The main purpose of cooking the tofu is to infuse it with soy sauce and other seasonings.  Soy sauce is the most important, so you will add that throughout (3-5ish times).  I generally add brewer's yeast and sesame oil once at the start of the process and once in the middle.  I generally add other seasonings once in the middle and once right before serving.  I figure out how much soy sauce to add by tasting the tofu a couple minutes after adding soy sauce and assessing whether it's salty enough.  The color is also a good indicator -- it should be moderately dark when it is ready.  The following is a crude attempt to spell all of that out step by step.

  • Add sesame oil to your frying pan and start heating it.  I generally use just a little bit below the hottest setting on my gas stove
  • When the pan has warmed up a bit, add the tofu.  Then, immediately, add soy sauce on top of the tofu.  Make sure that all of the tofu gets a little bit of soy sauce on it.  Don't worry about it being evenly applied or anything since you'll be adding a lot over time.  Sprinke a moderate amount of brewer's yeast on it as well.
  • As it cooks, make sure that you don't let the tofu stick to the pan.  To facilitate this, grab the frying pan's handle and move it forward and backward every couple of minutes so that the tofu all moves around.  
  • Since it will be sitting in a puddle of soy sauce on the bottom, you should flip the tofu periodically so that a different side is absorbing the soy sauce on the bottom at different times.
  • After a couple of minutes, add more soy sauce.  The pan should be hot enough that the soy sauce audibly sizzles when you add it.  Flip the tofu and move around the pan.
  • A little after, add some seasonings.  I generally sprinkle each seasoning over the top.
  • After a couple of minutes, taste a cube of tofu.  If it isn't too salty, add more soy sauce.  Shake the pan to even it out.  Flip some of the tofu.
  • After a couple of minutes, add a bit more sesame oil and yeast.
  • After a couple of minutes, taste a cube of tofu.  This is getting to the point when it might actually be saucey enough.  For the purposes of this guide, I'm assuming it'll take one more round of soy sauce, so add more soy sauce.  Shake the pan.  Flip some tofu.
  • After a couple of minutes, taste a cube of tofu.  If it's salty enough, add your remaining seasonings, turn off the heat, and serve it.  If there is still soy saucey, yeasty, sesame oily goodness in the pan, it's a great way to season some plain rice.  However, if you wait long enough rounds of soy sauce, there shouldn't be a ton remaining in the pan.

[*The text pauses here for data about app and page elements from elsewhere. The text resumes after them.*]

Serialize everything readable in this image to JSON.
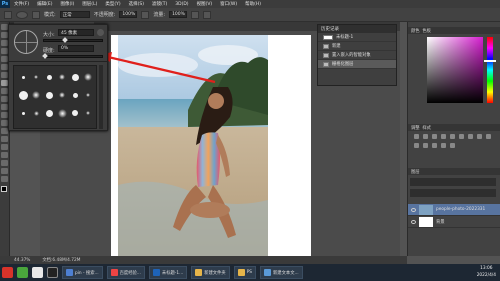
{
  "app": {
    "logo": "Ps"
  },
  "menu": [
    "文件(F)",
    "编辑(E)",
    "图像(I)",
    "图层(L)",
    "类型(Y)",
    "选择(S)",
    "滤镜(T)",
    "3D(D)",
    "视图(V)",
    "窗口(W)",
    "帮助(H)"
  ],
  "options": {
    "mode_label": "模式:",
    "mode_value": "正常",
    "opacity_label": "不透明度:",
    "opacity_value": "100%",
    "flow_label": "流量:",
    "flow_value": "100%"
  },
  "brush_panel": {
    "size_label": "大小:",
    "size_value": "45 像素",
    "hardness_label": "硬度:",
    "hardness_value": "0%",
    "hardness_fraction": 0.0
  },
  "history": {
    "title": "历史记录",
    "doc_name": "未标题-1",
    "rows": [
      "新建",
      "置入嵌入的智能对象",
      "栅格化图层"
    ]
  },
  "dock": {
    "color_tab": "颜色",
    "swatches_tab": "色板",
    "adjust_tab": "调整",
    "styles_tab": "样式",
    "layers_tab": "图层",
    "layers": [
      {
        "name": "people-photo-2022331"
      },
      {
        "name": "背景"
      }
    ]
  },
  "status": {
    "zoom": "44.37%",
    "doc_info": "文档:6.48M/4.72M"
  },
  "taskbar": {
    "buttons": [
      "pin - 搜索...",
      "百度经验...",
      "未标题-1...",
      "新建文件夹",
      "PS",
      "新建文本文..."
    ],
    "time": "13:06",
    "date": "2022/4/4"
  },
  "colors": {
    "accent_arrow": "#e0201c",
    "layer_selected": "#5874a0"
  }
}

Serve With

If I'm cooking for myself, I make half a cup of rice, 7oz of tofu, and either a salad with Annie's Goddess Dressing or vegetables (carrots, broccoli, radishes, or any other dense veggie that's in season) sauteed in balsemic vinegar.

If you're making that meal as a whole, you should start boiling one cup of water.  When it comes to a boil, add the rice and turn down to a simmer.  Then, if you're making a salad, prepare that now.  If you're planning on sauteeing veggies, chop the veggies now, but wait to sautee them until after you're done with the tofu -- you can reuse the frying pan without washing it for additional deliciousness.  To sautee veggies, have some oil in the pan, add the veggies, and add a splash of balsemic vinegar.  You probably won't need to add more than two splashes.  I generally like my veggies close to raw, so I probably won't leave them in the pan long -- just long enough to get warm and absorb some of the vinegar.  Alternately, you can serve them raw.  By the time the veggies and tofu are both done, the rice should be about done, though you might need to wait a few more minutes.

If you are serving a vegetarian and don't know what to make, you'll probably be fine as long as you have some sort of vegetarian carbohydrates (eg, rice, quinoa, pasta, or a bread dish), some sort of vegetarian protein (eg, lentils, beans, tofu, tempeh, or seitan), and some veggies.  I'm also partial to cranberry cobbler, strawberry rhubarb pie, or ice cream if you're making desert.

Quarter:

Experience Type:

Experience Date: 
Tuesday, November 26, 2013